The Food Hall is surprisingly big and is possibly a new addition, as everything looked really fresh. There’s lots of tables to eat at and we were welcome to eat our own food along with a purchase, however the only disappointing thing was that the menu wasn’t too expansive during our visit. There were a selection a children’s lunch boxes, as well as cakes, crisps, and hot drinks, but the only hot food were chips, a small Christmas dinner, or soup. I’m going to give them the benefit of the doubt and assume that this was because of the Christmas event – but if it isn’t then this was the only downside to the day. I perhaps would have liked to have seen some other meal choices or maybe a bigger selection of hot food; such as sausage rolls.
Nevertheless, we treated ourselves to a bowl of chips each – which were lovely – and a warm mince pie and hot drink. This filled us up nicely ready for the journey home as by this point the rain was really coming down and there weren’t many indoor exhibits left to look at. When we return, our first visit will likely the nature trail as well as the play park as T was quite sad he couldn’t do them. If you want to know what else is at Amberley Museum, you can check out their map here.
Cost-wise, we paid £20 for two adults and £8 for T for the day including the Christmas event and additional rides on the train and bus, which I think is excellent value. On normal working days, from March until October, tickets are £12.50 per adults and £7 per child (£6 per additional child) which, again, is impressive considering what you get during your visit. We had such a lovely time at Amberley Museum and even debated becoming members.
The 40 minute trip from Brighton is well worth it and there always seems to be something going on; from talks to tours. The volunteer staff are also incredibly friendly and welcoming – they really made our day special.
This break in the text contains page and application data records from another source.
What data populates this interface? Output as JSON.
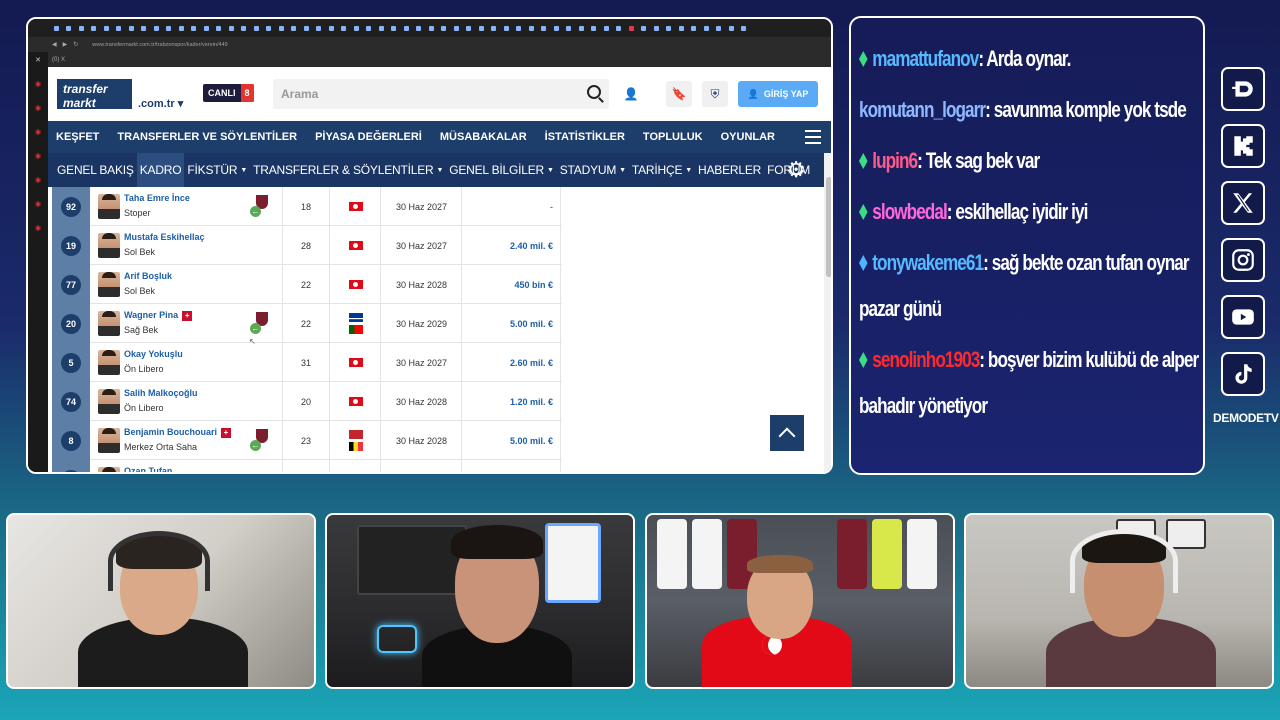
{
  "browser": {
    "url": "www.transfermarkt.com.tr/trabzonspor/kader/verein/449",
    "bookmarks_label": "(0) X",
    "site": {
      "logo_line1": "transfer",
      "logo_line2": "markt",
      "domain": ".com.tr ▾",
      "live_label": "CANLI",
      "live_count": "8",
      "search_placeholder": "Arama",
      "login_label": "GİRİŞ YAP",
      "main_nav": [
        "KEŞFET",
        "TRANSFERLER VE SÖYLENTİLER",
        "PİYASA DEĞERLERİ",
        "MÜSABAKALAR",
        "İSTATİSTİKLER",
        "TOPLULUK",
        "OYUNLAR"
      ],
      "sub_nav": [
        {
          "label": "GENEL BAKIŞ",
          "caret": false
        },
        {
          "label": "KADRO",
          "caret": false,
          "active": true
        },
        {
          "label": "FİKSTÜR",
          "caret": true
        },
        {
          "label": "TRANSFERLER & SÖYLENTİLER",
          "caret": true
        },
        {
          "label": "GENEL BİLGİLER",
          "caret": true
        },
        {
          "label": "STADYUM",
          "caret": true
        },
        {
          "label": "TARİHÇE",
          "caret": true
        },
        {
          "label": "HABERLER",
          "caret": false
        },
        {
          "label": "FORUM",
          "caret": false
        }
      ],
      "players": [
        {
          "number": "92",
          "name": "Taha Emre İnce",
          "position": "Stoper",
          "injury": false,
          "transfer": true,
          "age": "18",
          "nations": [
            "tr"
          ],
          "contract": "30 Haz 2027",
          "value": "-"
        },
        {
          "number": "19",
          "name": "Mustafa Eskihellaç",
          "position": "Sol Bek",
          "injury": false,
          "transfer": false,
          "age": "28",
          "nations": [
            "tr"
          ],
          "contract": "30 Haz 2027",
          "value": "2.40 mil. €"
        },
        {
          "number": "77",
          "name": "Arif Boşluk",
          "position": "Sol Bek",
          "injury": false,
          "transfer": false,
          "age": "22",
          "nations": [
            "tr"
          ],
          "contract": "30 Haz 2028",
          "value": "450 bin €"
        },
        {
          "number": "20",
          "name": "Wagner Pina",
          "position": "Sağ Bek",
          "injury": true,
          "transfer": true,
          "age": "22",
          "nations": [
            "cv",
            "pt"
          ],
          "contract": "30 Haz 2029",
          "value": "5.00 mil. €"
        },
        {
          "number": "5",
          "name": "Okay Yokuşlu",
          "position": "Ön Libero",
          "injury": false,
          "transfer": false,
          "age": "31",
          "nations": [
            "tr"
          ],
          "contract": "30 Haz 2027",
          "value": "2.60 mil. €"
        },
        {
          "number": "74",
          "name": "Salih Malkoçoğlu",
          "position": "Ön Libero",
          "injury": false,
          "transfer": false,
          "age": "20",
          "nations": [
            "tr"
          ],
          "contract": "30 Haz 2028",
          "value": "1.20 mil. €"
        },
        {
          "number": "8",
          "name": "Benjamin Bouchouari",
          "position": "Merkez Orta Saha",
          "injury": true,
          "transfer": true,
          "age": "23",
          "nations": [
            "ma",
            "be"
          ],
          "contract": "30 Haz 2028",
          "value": "5.00 mil. €"
        },
        {
          "number": "",
          "name": "Ozan Tufan",
          "position": "",
          "injury": false,
          "transfer": false,
          "age": "",
          "nations": [
            "tr"
          ],
          "contract": "",
          "value": ""
        }
      ]
    }
  },
  "chat": {
    "messages": [
      {
        "user": "mamattufanov",
        "user_color": "#56b9ff",
        "badge": "#3ddc84",
        "text": ": Arda oynar."
      },
      {
        "user": "komutann_logarr",
        "user_color": "#8fb8ff",
        "badge": "",
        "text": ": savunma komple yok tsde"
      },
      {
        "user": "lupin6",
        "user_color": "#ff5a8a",
        "badge": "#3ddc84",
        "text": ": Tek sag bek var"
      },
      {
        "user": "slowbedal",
        "user_color": "#ff66d9",
        "badge": "#3ddc84",
        "text": ": eskihellaç iyidir iyi"
      },
      {
        "user": "tonywakeme61",
        "user_color": "#56b9ff",
        "badge": "#4fb3ff",
        "text": ": sağ bekte ozan tufan oynar pazar günü"
      },
      {
        "user": "senolinho1903",
        "user_color": "#ff2b2b",
        "badge": "#3ddc84",
        "text": ": boşver bizim kulübü de alper bahadır yönetiyor"
      }
    ]
  },
  "social": {
    "icons": [
      "kick-d-icon",
      "kick-k-icon",
      "x-icon",
      "instagram-icon",
      "youtube-icon",
      "tiktok-icon"
    ],
    "brand": "DEMODETV"
  }
}
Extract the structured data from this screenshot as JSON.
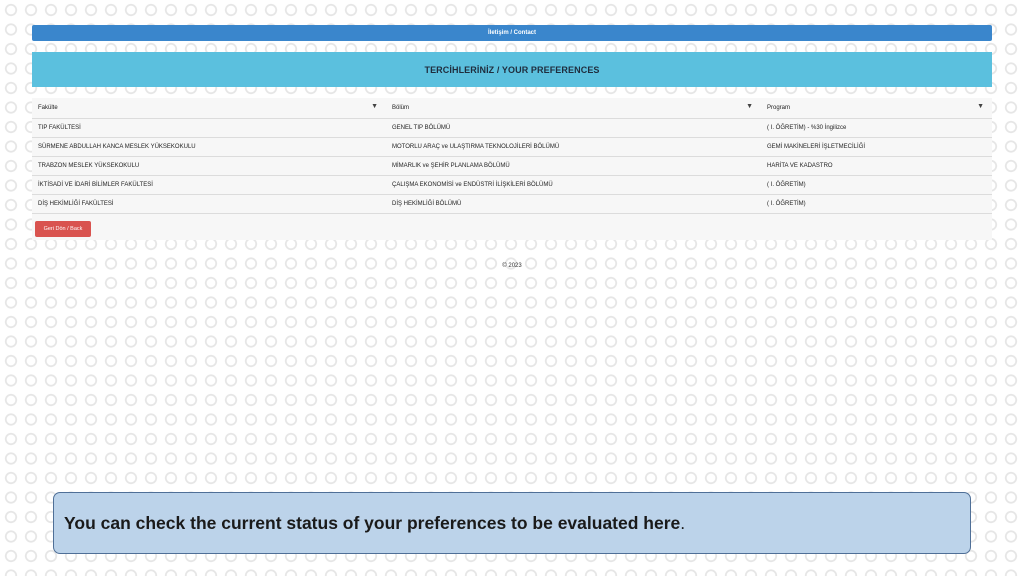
{
  "topbar": {
    "contact_label": "İletişim / Contact"
  },
  "header": {
    "title": "TERCİHLERİNİZ / YOUR PREFERENCES"
  },
  "table": {
    "columns": [
      "Fakülte",
      "Bölüm",
      "Program"
    ],
    "filter_icon": "filter-icon",
    "rows": [
      [
        "TIP FAKÜLTESİ",
        "GENEL TIP BÖLÜMÜ",
        "( I. ÖĞRETİM) - %30 İngilizce"
      ],
      [
        "SÜRMENE ABDULLAH KANCA MESLEK YÜKSEKOKULU",
        "MOTORLU ARAÇ ve ULAŞTIRMA TEKNOLOJİLERİ BÖLÜMÜ",
        "GEMİ MAKİNELERİ İŞLETMECİLİĞİ"
      ],
      [
        "TRABZON MESLEK YÜKSEKOKULU",
        "MİMARLIK ve ŞEHİR PLANLAMA BÖLÜMÜ",
        "HARİTA VE KADASTRO"
      ],
      [
        "İKTİSADİ VE İDARİ BİLİMLER FAKÜLTESİ",
        "ÇALIŞMA EKONOMİSİ ve ENDÜSTRİ İLİŞKİLERİ BÖLÜMÜ",
        "( I. ÖĞRETİM)"
      ],
      [
        "DİŞ HEKİMLİĞİ FAKÜLTESİ",
        "DİŞ HEKİMLİĞİ BÖLÜMÜ",
        "( I. ÖĞRETİM)"
      ]
    ]
  },
  "buttons": {
    "back_label": "Geri Dön / Back"
  },
  "footer": {
    "copyright": "© 2023"
  },
  "caption": {
    "text": "You can check the current status of your preferences to be evaluated here",
    "period": "."
  },
  "colors": {
    "topbar": "#3a86cc",
    "header": "#5bc0de",
    "back_button": "#d9534f",
    "caption_bg": "#bcd3ea"
  }
}
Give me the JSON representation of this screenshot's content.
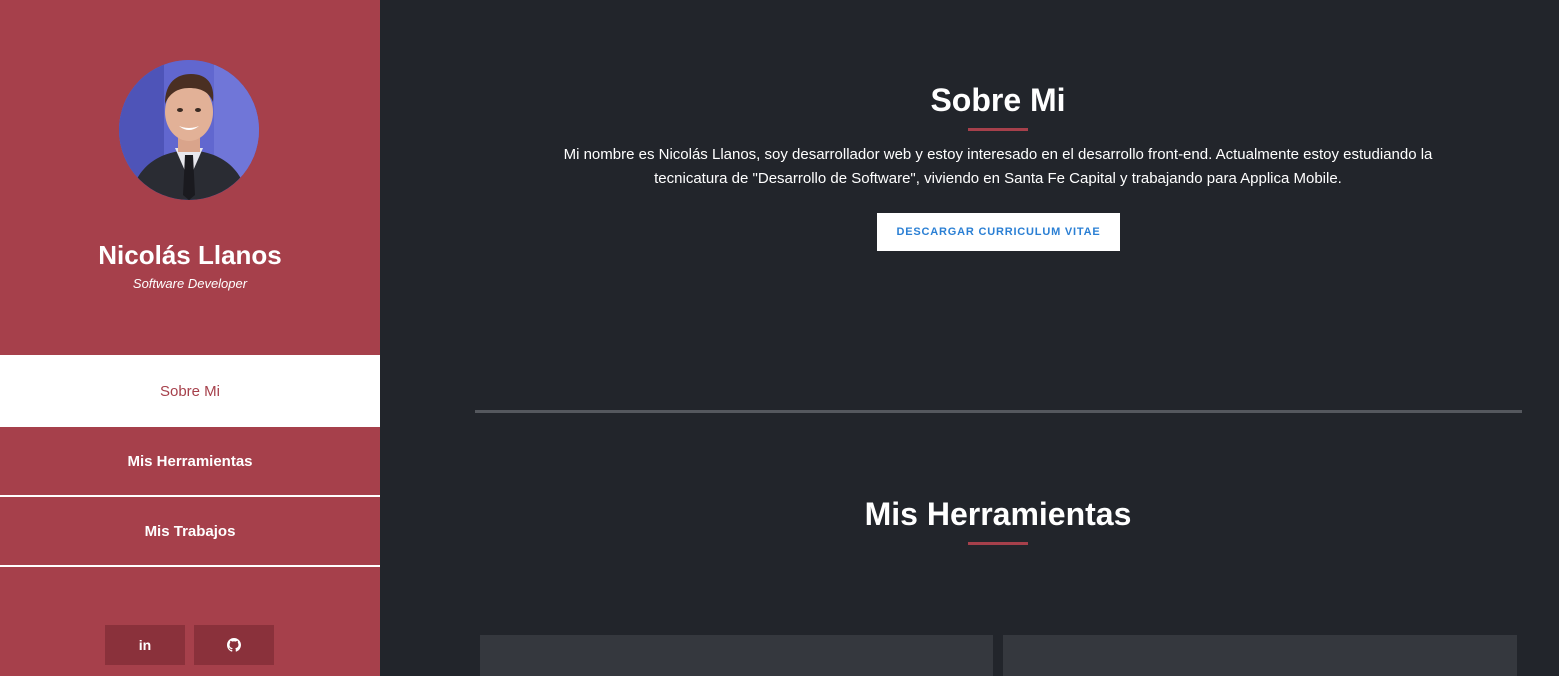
{
  "profile": {
    "name": "Nicolás Llanos",
    "role": "Software Developer",
    "avatar_icon": "profile-photo"
  },
  "nav": {
    "items": [
      {
        "label": "Sobre Mi",
        "active": true
      },
      {
        "label": "Mis Herramientas",
        "active": false
      },
      {
        "label": "Mis Trabajos",
        "active": false
      }
    ]
  },
  "social": {
    "linkedin_label": "in",
    "linkedin_icon": "linkedin-icon",
    "github_icon": "github-icon"
  },
  "about": {
    "title": "Sobre Mi",
    "text": "Mi nombre es Nicolás Llanos, soy desarrollador web y estoy interesado en el desarrollo front-end. Actualmente estoy estudiando la tecnicatura de \"Desarrollo de Software\", viviendo en Santa Fe Capital y trabajando para Applica Mobile.",
    "button_label": "DESCARGAR CURRICULUM VITAE"
  },
  "tools": {
    "title": "Mis Herramientas"
  },
  "colors": {
    "accent": "#a6404b",
    "accent_dark": "#8a313b",
    "background": "#22252b",
    "card": "#35383e",
    "link": "#2a7fd4"
  }
}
In the summer, I imagine it’s quite a sight to see all the vintage cars out on display – sadly they were tucked away from the rain when we visited – and the nature trail looks like a lovely walk to break the day up. We honestly can’t wait to return in the Summer.